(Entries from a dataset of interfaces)
———

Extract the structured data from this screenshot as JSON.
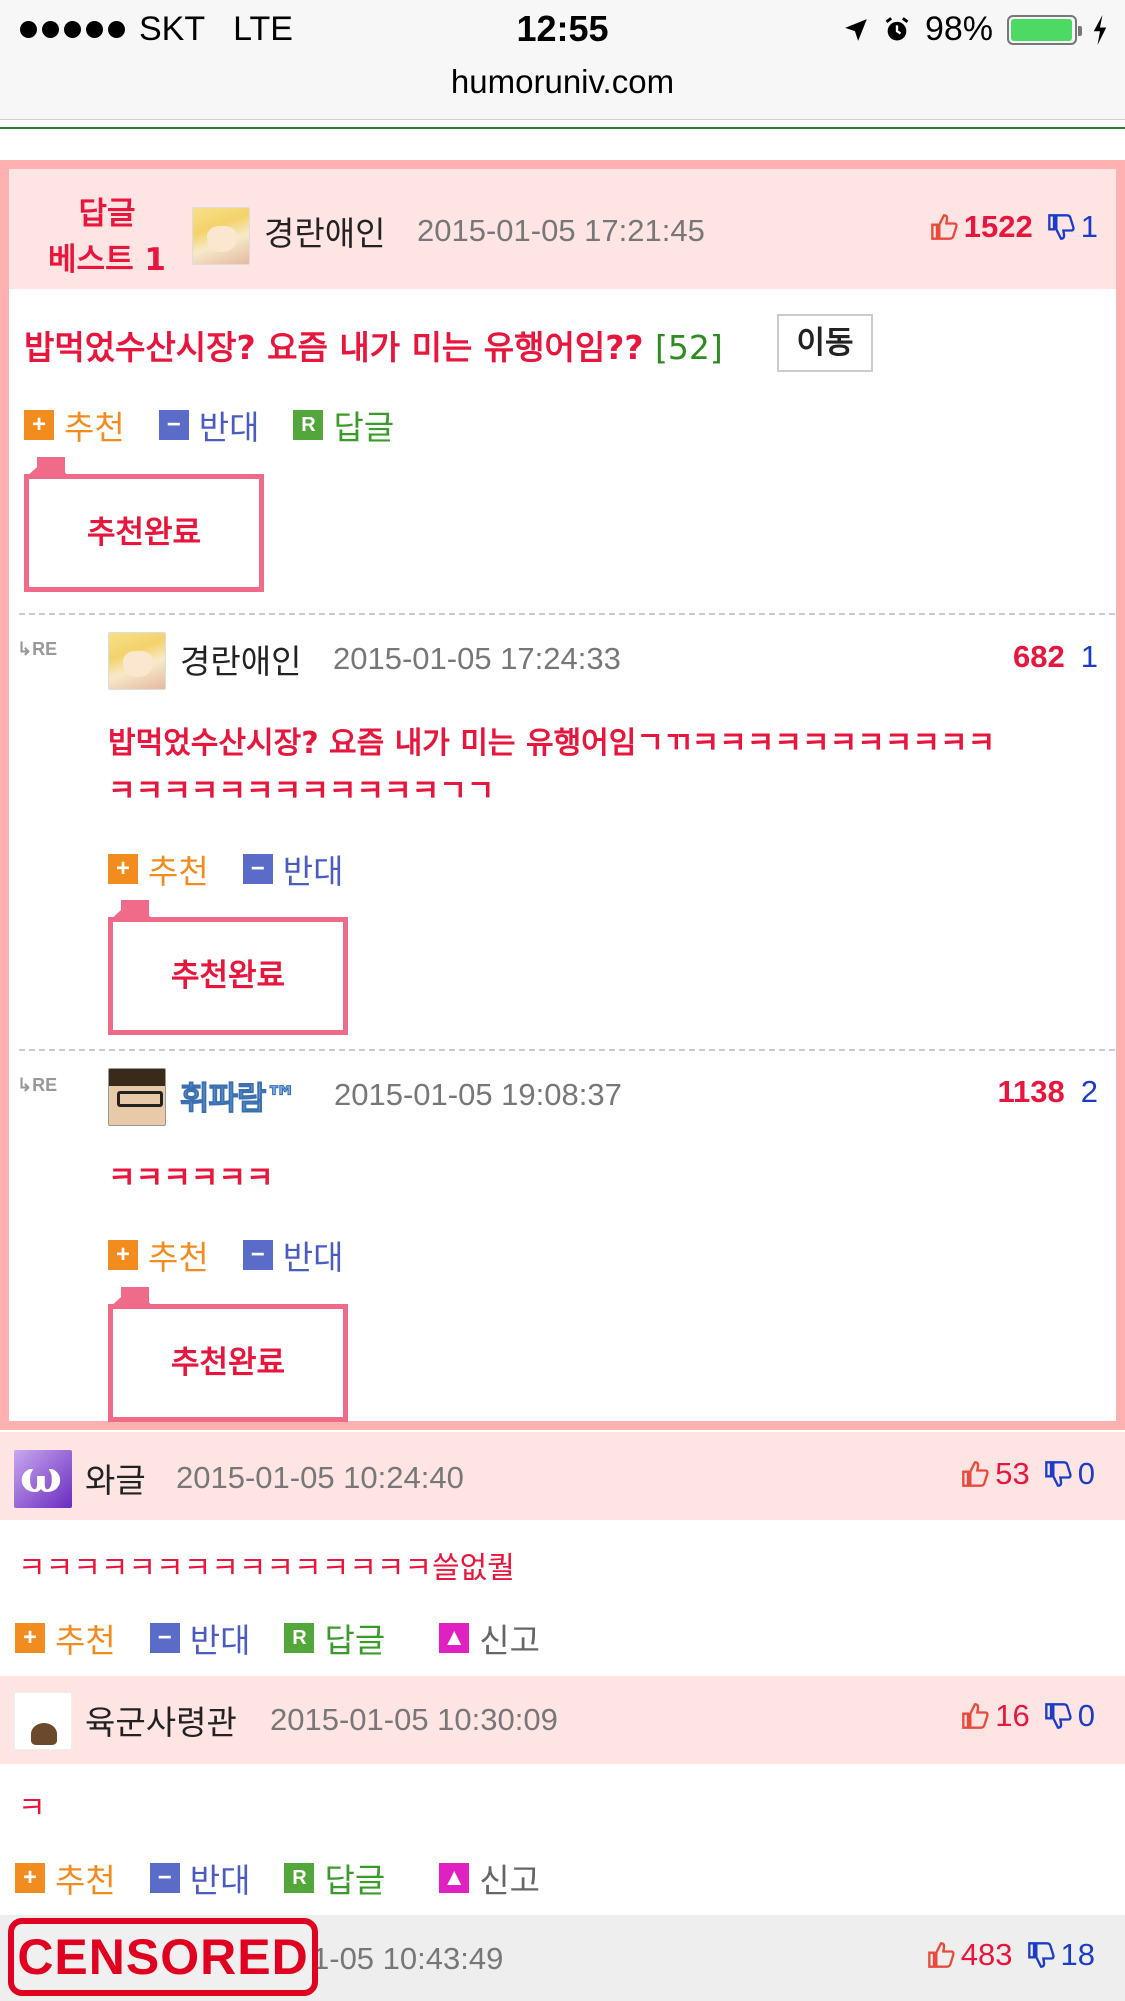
{
  "status_bar": {
    "carrier": "SKT",
    "network": "LTE",
    "time": "12:55",
    "battery": "98%",
    "battery_level": 0.98,
    "icons": [
      "signal-dots-icon",
      "location-arrow-icon",
      "alarm-clock-icon",
      "battery-icon",
      "charging-bolt-icon"
    ]
  },
  "browser": {
    "url": "humoruniv.com"
  },
  "colors": {
    "accent_red": "#e8163c",
    "best_border": "#ffb0b0",
    "header_bg": "#ffe4e4",
    "link_blue": "#1a3cc8"
  },
  "best": {
    "label_line1": "답글",
    "label_line2": "베스트 1",
    "nick": "경란애인",
    "timestamp": "2015-01-05 17:21:45",
    "up": "1522",
    "down": "1",
    "title": "밥먹었수산시장? 요즘 내가 미는 유행어임??",
    "reply_count": "[52]",
    "move_label": "이동",
    "actions": {
      "recommend": "추천",
      "oppose": "반대",
      "reply": "답글"
    },
    "done_label": "추천완료"
  },
  "replies": [
    {
      "re_label": "RE",
      "nick": "경란애인",
      "timestamp": "2015-01-05 17:24:33",
      "up": "682",
      "down": "1",
      "text_line1": "밥먹었수산시장? 요즘 내가 미는 유행어임ㄱㄲㅋㅋㅋㅋㅋㅋㅋㅋㅋㅋㅋ",
      "text_line2": "ㅋㅋㅋㅋㅋㅋㅋㅋㅋㅋㅋㅋㄱㄱ",
      "recommend": "추천",
      "oppose": "반대",
      "done_label": "추천완료"
    },
    {
      "re_label": "RE",
      "nick": "휘파람™",
      "timestamp": "2015-01-05 19:08:37",
      "up": "1138",
      "down": "2",
      "text_line1": "ㅋㅋㅋㅋㅋㅋ",
      "recommend": "추천",
      "oppose": "반대",
      "done_label": "추천완료"
    }
  ],
  "comments": [
    {
      "nick": "와글",
      "timestamp": "2015-01-05 10:24:40",
      "up": "53",
      "down": "0",
      "text": "ㅋㅋㅋㅋㅋㅋㅋㅋㅋㅋㅋㅋㅋㅋㅋ쓸없퀄",
      "recommend": "추천",
      "oppose": "반대",
      "reply": "답글",
      "report": "신고"
    },
    {
      "nick": "육군사령관",
      "timestamp": "2015-01-05 10:30:09",
      "up": "16",
      "down": "0",
      "text": "ㅋ",
      "recommend": "추천",
      "oppose": "반대",
      "reply": "답글",
      "report": "신고"
    }
  ],
  "last": {
    "censored_label": "CENSORED",
    "timestamp_partial": "1-05 10:43:49",
    "up": "483",
    "down": "18"
  }
}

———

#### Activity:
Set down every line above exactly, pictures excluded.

#### Response for this exercise:
Extract the structured data from this screenshot as JSON.
{
  "status_bar": {
    "carrier": "SKT",
    "network": "LTE",
    "time": "12:55",
    "battery": "98%",
    "battery_level": 0.98,
    "icons": [
      "signal-dots-icon",
      "location-arrow-icon",
      "alarm-clock-icon",
      "battery-icon",
      "charging-bolt-icon"
    ]
  },
  "browser": {
    "url": "humoruniv.com"
  },
  "colors": {
    "accent_red": "#e8163c",
    "best_border": "#ffb0b0",
    "header_bg": "#ffe4e4",
    "link_blue": "#1a3cc8"
  },
  "best": {
    "label_line1": "답글",
    "label_line2": "베스트 1",
    "nick": "경란애인",
    "timestamp": "2015-01-05 17:21:45",
    "up": "1522",
    "down": "1",
    "title": "밥먹었수산시장? 요즘 내가 미는 유행어임??",
    "reply_count": "[52]",
    "move_label": "이동",
    "actions": {
      "recommend": "추천",
      "oppose": "반대",
      "reply": "답글"
    },
    "done_label": "추천완료"
  },
  "replies": [
    {
      "re_label": "RE",
      "nick": "경란애인",
      "timestamp": "2015-01-05 17:24:33",
      "up": "682",
      "down": "1",
      "text_line1": "밥먹었수산시장? 요즘 내가 미는 유행어임ㄱㄲㅋㅋㅋㅋㅋㅋㅋㅋㅋㅋㅋ",
      "text_line2": "ㅋㅋㅋㅋㅋㅋㅋㅋㅋㅋㅋㅋㄱㄱ",
      "recommend": "추천",
      "oppose": "반대",
      "done_label": "추천완료"
    },
    {
      "re_label": "RE",
      "nick": "휘파람™",
      "timestamp": "2015-01-05 19:08:37",
      "up": "1138",
      "down": "2",
      "text_line1": "ㅋㅋㅋㅋㅋㅋ",
      "recommend": "추천",
      "oppose": "반대",
      "done_label": "추천완료"
    }
  ],
  "comments": [
    {
      "nick": "와글",
      "timestamp": "2015-01-05 10:24:40",
      "up": "53",
      "down": "0",
      "text": "ㅋㅋㅋㅋㅋㅋㅋㅋㅋㅋㅋㅋㅋㅋㅋ쓸없퀄",
      "recommend": "추천",
      "oppose": "반대",
      "reply": "답글",
      "report": "신고"
    },
    {
      "nick": "육군사령관",
      "timestamp": "2015-01-05 10:30:09",
      "up": "16",
      "down": "0",
      "text": "ㅋ",
      "recommend": "추천",
      "oppose": "반대",
      "reply": "답글",
      "report": "신고"
    }
  ],
  "last": {
    "censored_label": "CENSORED",
    "timestamp_partial": "1-05 10:43:49",
    "up": "483",
    "down": "18"
  }
}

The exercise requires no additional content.